INSTRUCTIONS TO FOLLOW:
Identical copies of all the records below are needed.

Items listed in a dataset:
• • • • • • •
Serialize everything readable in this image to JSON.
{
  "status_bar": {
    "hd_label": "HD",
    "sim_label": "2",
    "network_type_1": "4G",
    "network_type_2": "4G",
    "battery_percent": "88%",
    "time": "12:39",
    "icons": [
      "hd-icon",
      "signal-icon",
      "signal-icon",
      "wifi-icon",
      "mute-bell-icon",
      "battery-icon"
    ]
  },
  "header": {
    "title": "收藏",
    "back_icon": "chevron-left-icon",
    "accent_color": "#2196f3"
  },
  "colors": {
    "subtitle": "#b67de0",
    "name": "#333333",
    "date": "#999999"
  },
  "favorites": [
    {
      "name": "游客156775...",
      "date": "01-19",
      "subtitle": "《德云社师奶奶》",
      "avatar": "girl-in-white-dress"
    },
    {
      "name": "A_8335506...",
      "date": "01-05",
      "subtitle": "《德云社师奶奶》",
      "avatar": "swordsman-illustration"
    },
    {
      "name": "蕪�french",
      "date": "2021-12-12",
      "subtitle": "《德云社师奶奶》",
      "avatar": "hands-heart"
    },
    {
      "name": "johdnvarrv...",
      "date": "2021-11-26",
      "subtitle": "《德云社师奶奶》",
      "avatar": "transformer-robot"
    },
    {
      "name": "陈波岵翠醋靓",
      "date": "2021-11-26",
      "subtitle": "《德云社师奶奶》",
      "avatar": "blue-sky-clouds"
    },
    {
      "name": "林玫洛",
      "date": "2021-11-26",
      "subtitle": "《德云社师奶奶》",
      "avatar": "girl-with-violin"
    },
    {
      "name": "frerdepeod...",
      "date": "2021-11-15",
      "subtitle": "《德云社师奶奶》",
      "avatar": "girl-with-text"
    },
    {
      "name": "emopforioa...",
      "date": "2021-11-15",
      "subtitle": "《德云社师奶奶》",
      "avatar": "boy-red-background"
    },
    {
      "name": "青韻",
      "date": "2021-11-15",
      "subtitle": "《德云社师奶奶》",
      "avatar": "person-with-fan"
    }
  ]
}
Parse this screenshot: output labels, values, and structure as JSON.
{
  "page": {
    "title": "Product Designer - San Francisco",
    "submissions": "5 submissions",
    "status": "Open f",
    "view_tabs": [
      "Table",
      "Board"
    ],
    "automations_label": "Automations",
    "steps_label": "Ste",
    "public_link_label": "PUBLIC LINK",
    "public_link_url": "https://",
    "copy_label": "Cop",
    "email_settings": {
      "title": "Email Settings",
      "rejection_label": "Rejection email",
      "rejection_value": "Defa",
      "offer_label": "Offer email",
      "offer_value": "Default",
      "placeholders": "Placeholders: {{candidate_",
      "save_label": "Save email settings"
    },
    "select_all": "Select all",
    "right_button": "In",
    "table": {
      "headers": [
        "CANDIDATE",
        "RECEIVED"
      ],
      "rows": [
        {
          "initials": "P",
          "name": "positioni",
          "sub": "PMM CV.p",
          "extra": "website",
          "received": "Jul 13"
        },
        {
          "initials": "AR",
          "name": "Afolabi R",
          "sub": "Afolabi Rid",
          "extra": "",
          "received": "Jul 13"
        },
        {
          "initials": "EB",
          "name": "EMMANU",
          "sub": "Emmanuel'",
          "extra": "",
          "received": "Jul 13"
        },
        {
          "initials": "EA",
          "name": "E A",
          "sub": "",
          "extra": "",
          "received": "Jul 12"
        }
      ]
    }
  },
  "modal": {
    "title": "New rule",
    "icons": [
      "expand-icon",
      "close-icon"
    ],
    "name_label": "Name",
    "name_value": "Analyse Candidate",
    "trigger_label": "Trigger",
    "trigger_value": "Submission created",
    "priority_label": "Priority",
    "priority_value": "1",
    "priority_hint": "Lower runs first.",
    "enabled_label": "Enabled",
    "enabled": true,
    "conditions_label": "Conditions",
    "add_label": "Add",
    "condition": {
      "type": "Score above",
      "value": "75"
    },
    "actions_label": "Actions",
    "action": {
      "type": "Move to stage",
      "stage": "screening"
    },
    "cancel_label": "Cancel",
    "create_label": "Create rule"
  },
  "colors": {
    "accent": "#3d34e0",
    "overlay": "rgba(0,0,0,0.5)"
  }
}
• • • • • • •
WRITTEN ANSWER:
Serialize everything readable in this image to JSON.
{
  "status_bar": {
    "hd_label": "HD",
    "sim_label": "2",
    "network_type_1": "4G",
    "network_type_2": "4G",
    "battery_percent": "88%",
    "time": "12:39",
    "icons": [
      "hd-icon",
      "signal-icon",
      "signal-icon",
      "wifi-icon",
      "mute-bell-icon",
      "battery-icon"
    ]
  },
  "header": {
    "title": "收藏",
    "back_icon": "chevron-left-icon",
    "accent_color": "#2196f3"
  },
  "colors": {
    "subtitle": "#b67de0",
    "name": "#333333",
    "date": "#999999"
  },
  "favorites": [
    {
      "name": "游客156775...",
      "date": "01-19",
      "subtitle": "《德云社师奶奶》",
      "avatar": "girl-in-white-dress"
    },
    {
      "name": "A_8335506...",
      "date": "01-05",
      "subtitle": "《德云社师奶奶》",
      "avatar": "swordsman-illustration"
    },
    {
      "name": "蕪�french",
      "date": "2021-12-12",
      "subtitle": "《德云社师奶奶》",
      "avatar": "hands-heart"
    },
    {
      "name": "johdnvarrv...",
      "date": "2021-11-26",
      "subtitle": "《德云社师奶奶》",
      "avatar": "transformer-robot"
    },
    {
      "name": "陈波岵翠醋靓",
      "date": "2021-11-26",
      "subtitle": "《德云社师奶奶》",
      "avatar": "blue-sky-clouds"
    },
    {
      "name": "林玫洛",
      "date": "2021-11-26",
      "subtitle": "《德云社师奶奶》",
      "avatar": "girl-with-violin"
    },
    {
      "name": "frerdepeod...",
      "date": "2021-11-15",
      "subtitle": "《德云社师奶奶》",
      "avatar": "girl-with-text"
    },
    {
      "name": "emopforioa...",
      "date": "2021-11-15",
      "subtitle": "《德云社师奶奶》",
      "avatar": "boy-red-background"
    },
    {
      "name": "青韻",
      "date": "2021-11-15",
      "subtitle": "《德云社师奶奶》",
      "avatar": "person-with-fan"
    }
  ]
}
Parse this screenshot: output labels, values, and structure as JSON.
{
  "page": {
    "title": "Product Designer - San Francisco",
    "submissions": "5 submissions",
    "status": "Open f",
    "view_tabs": [
      "Table",
      "Board"
    ],
    "automations_label": "Automations",
    "steps_label": "Ste",
    "public_link_label": "PUBLIC LINK",
    "public_link_url": "https://",
    "copy_label": "Cop",
    "email_settings": {
      "title": "Email Settings",
      "rejection_label": "Rejection email",
      "rejection_value": "Defa",
      "offer_label": "Offer email",
      "offer_value": "Default",
      "placeholders": "Placeholders: {{candidate_",
      "save_label": "Save email settings"
    },
    "select_all": "Select all",
    "right_button": "In",
    "table": {
      "headers": [
        "CANDIDATE",
        "RECEIVED"
      ],
      "rows": [
        {
          "initials": "P",
          "name": "positioni",
          "sub": "PMM CV.p",
          "extra": "website",
          "received": "Jul 13"
        },
        {
          "initials": "AR",
          "name": "Afolabi R",
          "sub": "Afolabi Rid",
          "extra": "",
          "received": "Jul 13"
        },
        {
          "initials": "EB",
          "name": "EMMANU",
          "sub": "Emmanuel'",
          "extra": "",
          "received": "Jul 13"
        },
        {
          "initials": "EA",
          "name": "E A",
          "sub": "",
          "extra": "",
          "received": "Jul 12"
        }
      ]
    }
  },
  "modal": {
    "title": "New rule",
    "icons": [
      "expand-icon",
      "close-icon"
    ],
    "name_label": "Name",
    "name_value": "Analyse Candidate",
    "trigger_label": "Trigger",
    "trigger_value": "Submission created",
    "priority_label": "Priority",
    "priority_value": "1",
    "priority_hint": "Lower runs first.",
    "enabled_label": "Enabled",
    "enabled": true,
    "conditions_label": "Conditions",
    "add_label": "Add",
    "condition": {
      "type": "Score above",
      "value": "75"
    },
    "actions_label": "Actions",
    "action": {
      "type": "Move to stage",
      "stage": "screening"
    },
    "cancel_label": "Cancel",
    "create_label": "Create rule"
  },
  "colors": {
    "accent": "#3d34e0",
    "overlay": "rgba(0,0,0,0.5)"
  }
}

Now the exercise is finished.